The more time Joe spends with her in her mansion, the more he comes to see that she has “slipped the slivery bonds”.  She watches prints of her old films screened by Max.  One of the benefits of using Swanson was that Von Stroheim, who played Max the valet and her former husband, had directed the film Kennedy Sr. produced and was, in fact, fired by Kennedy from the production.

Norma delivers a draft of the script to her former director, DeMille, who indulges her because of their shared history. She has been putting off a studio executive, thinking he is calling about her project.  When she finally takes his call she finds he is simply trying to rent her unusual Italian limousine for a film.

Joe meets and falls in love with the girlfriend of a friend.  They begin to collaborate in more ways than one.  When Norma finds a screenplay with both of their by-lines on it, she loses control and goes on a rampage.  Joe finally tells her the truth about everything and starts to walk out on her. Norma shoots him three times, sending him sprawling into the swimming pool where we met him.

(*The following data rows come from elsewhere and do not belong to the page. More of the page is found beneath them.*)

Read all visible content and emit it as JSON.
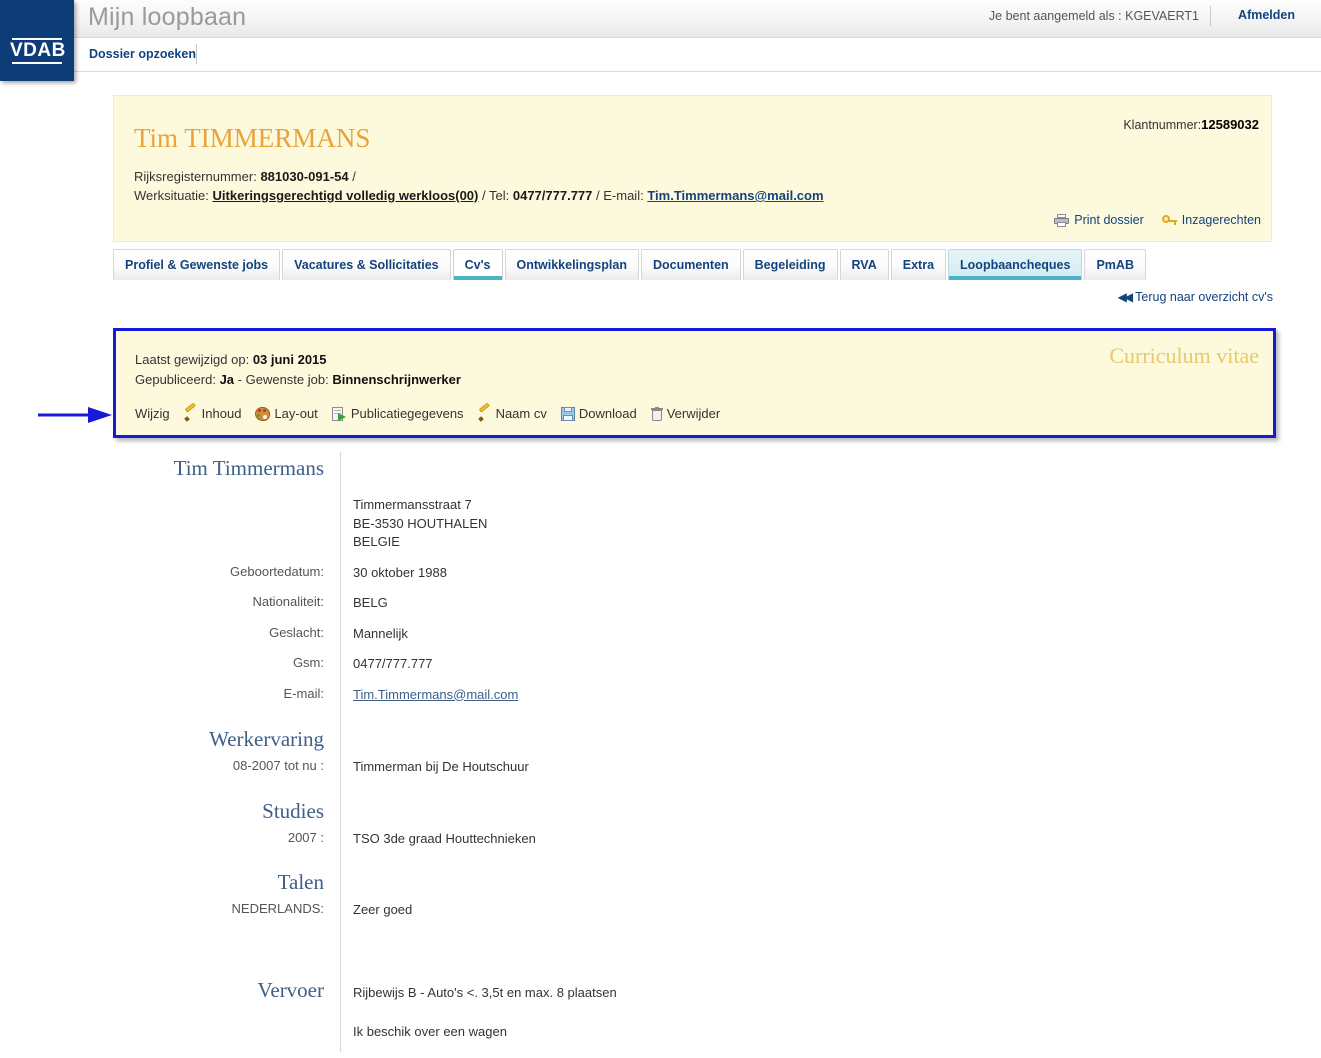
{
  "header": {
    "app_title": "Mijn loopbaan",
    "login_info": "Je bent aangemeld als : KGEVAERT1",
    "logout_label": "Afmelden",
    "nav_link": "Dossier opzoeken",
    "logo_text": "VDAB"
  },
  "client": {
    "name": "Tim TIMMERMANS",
    "rijksregister_label": "Rijksregisternummer:",
    "rijksregister_value": "881030-091-54",
    "werksituatie_label": "Werksituatie:",
    "werksituatie_value": "Uitkeringsgerechtigd volledig werkloos(00)",
    "tel_label": "Tel:",
    "tel_value": "0477/777.777",
    "email_label": "E-mail:",
    "email_value": "Tim.Timmermans@mail.com",
    "klantnummer_label": "Klantnummer:",
    "klantnummer_value": "12589032",
    "print_label": "Print dossier",
    "inzage_label": "Inzagerechten"
  },
  "tabs": [
    {
      "label": "Profiel & Gewenste jobs",
      "state": "normal"
    },
    {
      "label": "Vacatures & Sollicitaties",
      "state": "normal"
    },
    {
      "label": "Cv's",
      "state": "active"
    },
    {
      "label": "Ontwikkelingsplan",
      "state": "normal"
    },
    {
      "label": "Documenten",
      "state": "normal"
    },
    {
      "label": "Begeleiding",
      "state": "normal"
    },
    {
      "label": "RVA",
      "state": "normal"
    },
    {
      "label": "Extra",
      "state": "normal"
    },
    {
      "label": "Loopbaancheques",
      "state": "highlight"
    },
    {
      "label": "PmAB",
      "state": "normal"
    }
  ],
  "back_link": "Terug naar overzicht cv's",
  "cvbox": {
    "title": "Curriculum vitae",
    "modified_label": "Laatst gewijzigd op:",
    "modified_value": "03 juni 2015",
    "published_label": "Gepubliceerd:",
    "published_value": "Ja",
    "job_label": "- Gewenste job:",
    "job_value": "Binnenschrijnwerker",
    "wijzig_label": "Wijzig",
    "actions": [
      {
        "label": "Inhoud",
        "icon": "pencil-icon"
      },
      {
        "label": "Lay-out",
        "icon": "palette-icon"
      },
      {
        "label": "Publicatiegegevens",
        "icon": "publish-icon"
      },
      {
        "label": "Naam cv",
        "icon": "pencil-icon"
      },
      {
        "label": "Download",
        "icon": "floppy-icon"
      },
      {
        "label": "Verwijder",
        "icon": "trash-icon"
      }
    ]
  },
  "cv": {
    "person_name": "Tim Timmermans",
    "address": "Timmermansstraat 7\nBE-3530 HOUTHALEN\nBELGIE",
    "geboortedatum_label": "Geboortedatum:",
    "geboortedatum_value": "30 oktober 1988",
    "nationaliteit_label": "Nationaliteit:",
    "nationaliteit_value": "BELG",
    "geslacht_label": "Geslacht:",
    "geslacht_value": "Mannelijk",
    "gsm_label": "Gsm:",
    "gsm_value": "0477/777.777",
    "email_label": "E-mail:",
    "email_value": "Tim.Timmermans@mail.com",
    "werkervaring_heading": "Werkervaring",
    "werkervaring_period": "08-2007 tot nu :",
    "werkervaring_value": "Timmerman bij De Houtschuur",
    "studies_heading": "Studies",
    "studies_period": "2007 :",
    "studies_value": "TSO 3de graad Houttechnieken",
    "talen_heading": "Talen",
    "talen_label": "NEDERLANDS:",
    "talen_value": "Zeer goed",
    "vervoer_heading": "Vervoer",
    "vervoer_value1": "Rijbewijs B - Auto's <. 3,5t en max. 8 plaatsen",
    "vervoer_value2": "Ik beschik over een wagen"
  },
  "colors": {
    "brand_blue": "#0d3c79",
    "panel_yellow": "#fdf9dc",
    "accent_teal": "#4bb3c4",
    "link_blue": "#13437e",
    "gold": "#e8a33d",
    "annotation_blue": "#1718d8"
  }
}
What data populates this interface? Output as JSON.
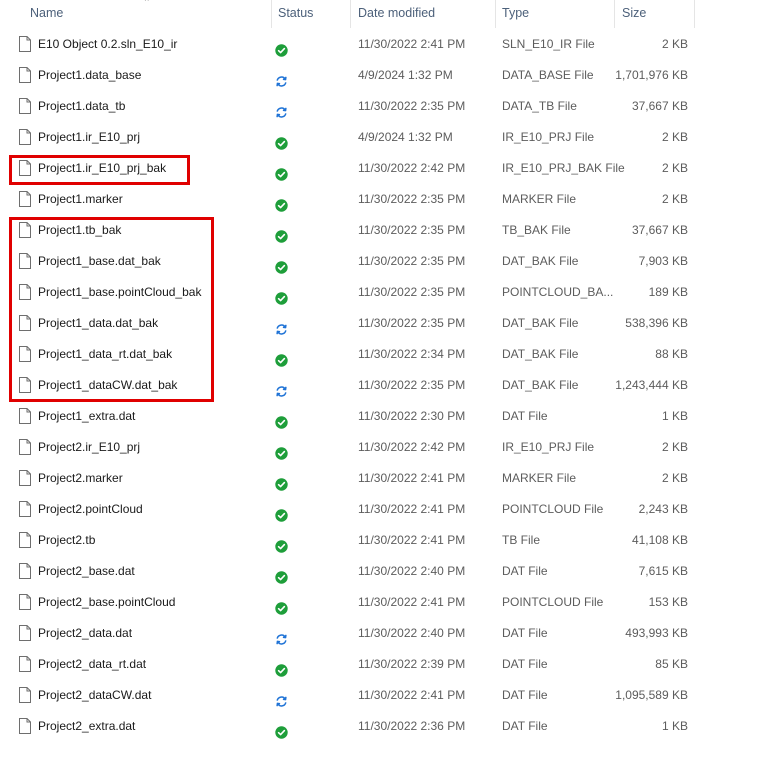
{
  "columns": {
    "name": "Name",
    "status": "Status",
    "date": "Date modified",
    "type": "Type",
    "size": "Size"
  },
  "sort": {
    "column": "name",
    "icon": "chevron-up-icon"
  },
  "colors": {
    "synced": "#1e9e3a",
    "syncing": "#1f73d6",
    "highlight": "#e00000"
  },
  "files": [
    {
      "name": "E10 Object 0.2.sln_E10_ir",
      "status": "synced",
      "date": "11/30/2022 2:41 PM",
      "type": "SLN_E10_IR File",
      "size": "2 KB"
    },
    {
      "name": "Project1.data_base",
      "status": "syncing",
      "date": "4/9/2024 1:32 PM",
      "type": "DATA_BASE File",
      "size": "1,701,976 KB"
    },
    {
      "name": "Project1.data_tb",
      "status": "syncing",
      "date": "11/30/2022 2:35 PM",
      "type": "DATA_TB File",
      "size": "37,667 KB"
    },
    {
      "name": "Project1.ir_E10_prj",
      "status": "synced",
      "date": "4/9/2024 1:32 PM",
      "type": "IR_E10_PRJ File",
      "size": "2 KB"
    },
    {
      "name": "Project1.ir_E10_prj_bak",
      "status": "synced",
      "date": "11/30/2022 2:42 PM",
      "type": "IR_E10_PRJ_BAK File",
      "size": "2 KB"
    },
    {
      "name": "Project1.marker",
      "status": "synced",
      "date": "11/30/2022 2:35 PM",
      "type": "MARKER File",
      "size": "2 KB"
    },
    {
      "name": "Project1.tb_bak",
      "status": "synced",
      "date": "11/30/2022 2:35 PM",
      "type": "TB_BAK File",
      "size": "37,667 KB"
    },
    {
      "name": "Project1_base.dat_bak",
      "status": "synced",
      "date": "11/30/2022 2:35 PM",
      "type": "DAT_BAK File",
      "size": "7,903 KB"
    },
    {
      "name": "Project1_base.pointCloud_bak",
      "status": "synced",
      "date": "11/30/2022 2:35 PM",
      "type": "POINTCLOUD_BA...",
      "size": "189 KB"
    },
    {
      "name": "Project1_data.dat_bak",
      "status": "syncing",
      "date": "11/30/2022 2:35 PM",
      "type": "DAT_BAK File",
      "size": "538,396 KB"
    },
    {
      "name": "Project1_data_rt.dat_bak",
      "status": "synced",
      "date": "11/30/2022 2:34 PM",
      "type": "DAT_BAK File",
      "size": "88 KB"
    },
    {
      "name": "Project1_dataCW.dat_bak",
      "status": "syncing",
      "date": "11/30/2022 2:35 PM",
      "type": "DAT_BAK File",
      "size": "1,243,444 KB"
    },
    {
      "name": "Project1_extra.dat",
      "status": "synced",
      "date": "11/30/2022 2:30 PM",
      "type": "DAT File",
      "size": "1 KB"
    },
    {
      "name": "Project2.ir_E10_prj",
      "status": "synced",
      "date": "11/30/2022 2:42 PM",
      "type": "IR_E10_PRJ File",
      "size": "2 KB"
    },
    {
      "name": "Project2.marker",
      "status": "synced",
      "date": "11/30/2022 2:41 PM",
      "type": "MARKER File",
      "size": "2 KB"
    },
    {
      "name": "Project2.pointCloud",
      "status": "synced",
      "date": "11/30/2022 2:41 PM",
      "type": "POINTCLOUD File",
      "size": "2,243 KB"
    },
    {
      "name": "Project2.tb",
      "status": "synced",
      "date": "11/30/2022 2:41 PM",
      "type": "TB File",
      "size": "41,108 KB"
    },
    {
      "name": "Project2_base.dat",
      "status": "synced",
      "date": "11/30/2022 2:40 PM",
      "type": "DAT File",
      "size": "7,615 KB"
    },
    {
      "name": "Project2_base.pointCloud",
      "status": "synced",
      "date": "11/30/2022 2:41 PM",
      "type": "POINTCLOUD File",
      "size": "153 KB"
    },
    {
      "name": "Project2_data.dat",
      "status": "syncing",
      "date": "11/30/2022 2:40 PM",
      "type": "DAT File",
      "size": "493,993 KB"
    },
    {
      "name": "Project2_data_rt.dat",
      "status": "synced",
      "date": "11/30/2022 2:39 PM",
      "type": "DAT File",
      "size": "85 KB"
    },
    {
      "name": "Project2_dataCW.dat",
      "status": "syncing",
      "date": "11/30/2022 2:41 PM",
      "type": "DAT File",
      "size": "1,095,589 KB"
    },
    {
      "name": "Project2_extra.dat",
      "status": "synced",
      "date": "11/30/2022 2:36 PM",
      "type": "DAT File",
      "size": "1 KB"
    }
  ],
  "highlights": [
    {
      "label": "highlight-single",
      "rows": [
        4
      ]
    },
    {
      "label": "highlight-group",
      "rows": [
        6,
        7,
        8,
        9,
        10,
        11
      ]
    }
  ]
}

Mae West supposedly turned the role of Norma Desmond down.  Wilder claims Mary Pickford did as well. It almost went to Pola Negri. And, as Cameron Crowe writes in his book, “Almost fifty years later, there are few stars as famous as Wilder’s fictional one”.